• [Exercise prompt] Should an entry include a picture, omit the picture and still repeat everything else exactly.

• [Records to use]
[Start of Attachment]

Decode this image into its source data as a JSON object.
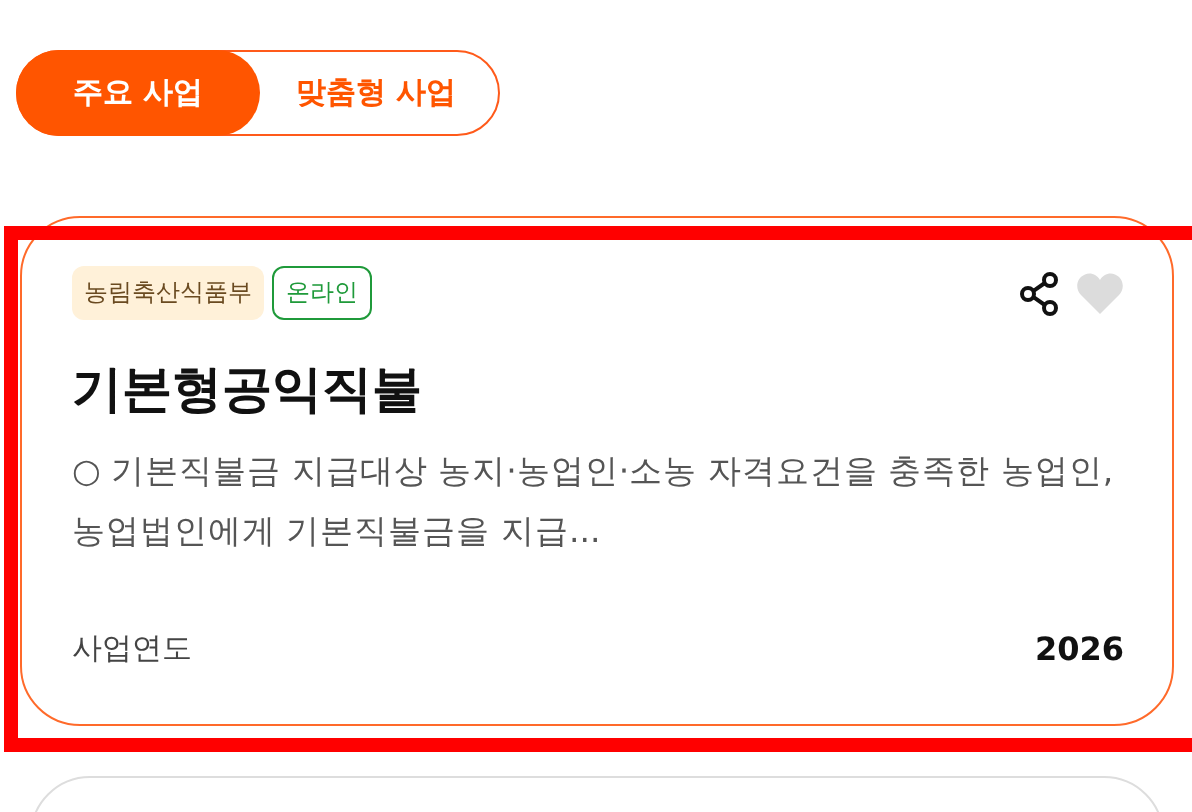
{
  "tabs": [
    {
      "label": "주요 사업",
      "selected": true
    },
    {
      "label": "맞춤형 사업",
      "selected": false
    }
  ],
  "cards": [
    {
      "tags": [
        {
          "kind": "ministry",
          "label": "농림축산식품부"
        },
        {
          "kind": "online",
          "label": "온라인"
        }
      ],
      "liked": false,
      "highlighted": true,
      "title": "기본형공익직불",
      "description": "○ 기본직불금 지급대상 농지·농업인·소농 자격요건을 충족한 농업인, 농업법인에게 기본직불금을 지급...",
      "footer_label": "사업연도",
      "footer_value": "2026"
    }
  ]
}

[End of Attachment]

• [Exercise output]
Decode this image into its source data as a JSON object.
{
  "tabs": [
    {
      "label": "주요 사업",
      "selected": true
    },
    {
      "label": "맞춤형 사업",
      "selected": false
    }
  ],
  "cards": [
    {
      "tags": [
        {
          "kind": "ministry",
          "label": "농림축산식품부"
        },
        {
          "kind": "online",
          "label": "온라인"
        }
      ],
      "liked": false,
      "highlighted": true,
      "title": "기본형공익직불",
      "description": "○ 기본직불금 지급대상 농지·농업인·소농 자격요건을 충족한 농업인, 농업법인에게 기본직불금을 지급...",
      "footer_label": "사업연도",
      "footer_value": "2026"
    }
  ]
}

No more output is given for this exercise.